Rothstein's relationship with Spinosa began after he opened over 20 attorney trust accounts and law firm operating accounts in late 2007 at TD Bank and another bank TD Bank later acquired.  Spinosa was Rothstein's point of contact beginning in 2008, and communicated often with Rothstein regarding the accounts and various documents that were provided to investors.  As Spinosa's compensation was tied to the size and volume of accounts he managed, the fact that Rothstein's accounts were among TD Bank's largest accounts in South Florida meant increased compensation and bonuses for Spinosa.  

Spinosa was implicated in the massive scheme by Rothstein himself, who claimed during a 2011 deposition that he had recruited Spinosa to assist in the preparation of false "lock letters" used to show investors that their investments were safe and that Rothstein could not remove funds from the account holdings the funds.
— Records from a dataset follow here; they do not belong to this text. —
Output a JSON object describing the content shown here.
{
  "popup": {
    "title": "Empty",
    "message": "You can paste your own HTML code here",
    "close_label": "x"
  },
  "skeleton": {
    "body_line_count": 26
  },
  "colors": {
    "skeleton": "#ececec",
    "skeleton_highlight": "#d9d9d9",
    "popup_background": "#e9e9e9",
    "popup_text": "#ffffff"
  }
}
According to the Securities and Exchange Commission, which filed civil fraud charges against Spinosa last year, Spinosa also made oral assurances to at least two investors that certain trust accounts at TD Bank holding investor funds contained hundreds of millions of dollars when in reality the "locked" accounts typically held less than $100.  In one instance during August 2009, months before the scheme eventually collapsed, Spinosa participated in a conference call with Rothstein and an investor in which he told the investor that an account had a balance of $22 million when, in reality, the account had a balance of less than $100.  The investor subsequently made four more investments with Rothstein in the ensuing months.

Over two dozen other individuals have been charged for their role in Rothstein's scheme and sentenced to prison.  Spinosa could face decades in federal prison if convicted of all charges and sentenced to the statutory maximum.  

Other Ponzitracker coverage of the Rothstein scandal is here.

A copy of the indictment is here (thanks to Chuck Malkus, authorof The Ultimate Ponzi)

Spinosa Indictment by jmaglich1